Aggregate capital productivity in the US economy, 1964--2001
In the decomposition of the US macroeconomic pre-tax rate of profit as the product of profit share and capital productivity, this paper considers the role of capital productivity over the period 1964--2001. The primary finding is that prior to 1982 capital productivity fell because capital deepening proceeded faster than labour productivity growth, whereas from 1982 to 1997 the opposite occured. If, prior to 1982, the US economy was characterised by Marx-biased technical progress, what requires explanation is why labour productivity continued to grow after 1982 in the absence of sufficient capital deepening. The paper explores various hypotheses, contrasts neoclassical and classical notions of technical change, and investigates the robustness of its results to the productive--unproductive distinction and to accounting for changes in capacity utilisation. Copyright The Author 2008. Published by Oxford University Press on behalf of the Cambridge Political Economy Society. All rights reserved., Oxford University Press.

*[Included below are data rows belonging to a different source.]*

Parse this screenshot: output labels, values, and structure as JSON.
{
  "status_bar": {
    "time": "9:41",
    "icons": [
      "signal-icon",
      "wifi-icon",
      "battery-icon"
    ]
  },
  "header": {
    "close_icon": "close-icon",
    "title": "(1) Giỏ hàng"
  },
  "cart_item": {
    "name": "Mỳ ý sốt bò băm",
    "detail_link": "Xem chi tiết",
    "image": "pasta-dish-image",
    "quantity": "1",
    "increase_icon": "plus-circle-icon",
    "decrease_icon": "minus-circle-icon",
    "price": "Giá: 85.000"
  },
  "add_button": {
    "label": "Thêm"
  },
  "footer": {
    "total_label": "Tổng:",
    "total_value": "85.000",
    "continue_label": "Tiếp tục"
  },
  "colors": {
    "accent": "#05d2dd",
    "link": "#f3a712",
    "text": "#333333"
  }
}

If you experience problems downloading a file, check if you have the proper application to view it first. In case of further problems read the IDEAS help page. Note that these files are not on the IDEAS site. Please be patient as the files may be large.
As the access to this document is restricted, you may want to look for a different version under "Related research" (further below) or search for a different version of it.
Volume (Year): 33 (2009)
Issue (Month): 5 (September)
|Contact details of provider:|| Postal: Oxford University Press, Great Clarendon Street, Oxford OX2 6DP, UK|
Fax: 01865 267 985
Web page: http://www.cje.oupjournals.org/
|Order Information:||Web: http://www.oup.co.uk/journals|
When requesting a correction, please mention this item's handle: RePEc:oup:cambje:v:33:y:2009:i:5:p:1023-1046. See general information about how to correct material in RePEc.
For technical questions regarding this item, or to correct its authors, title, abstract, bibliographic or download information, contact: (Oxford University Press)or (Christopher F. Baum)
If references are entirely missing, you can add them using this form.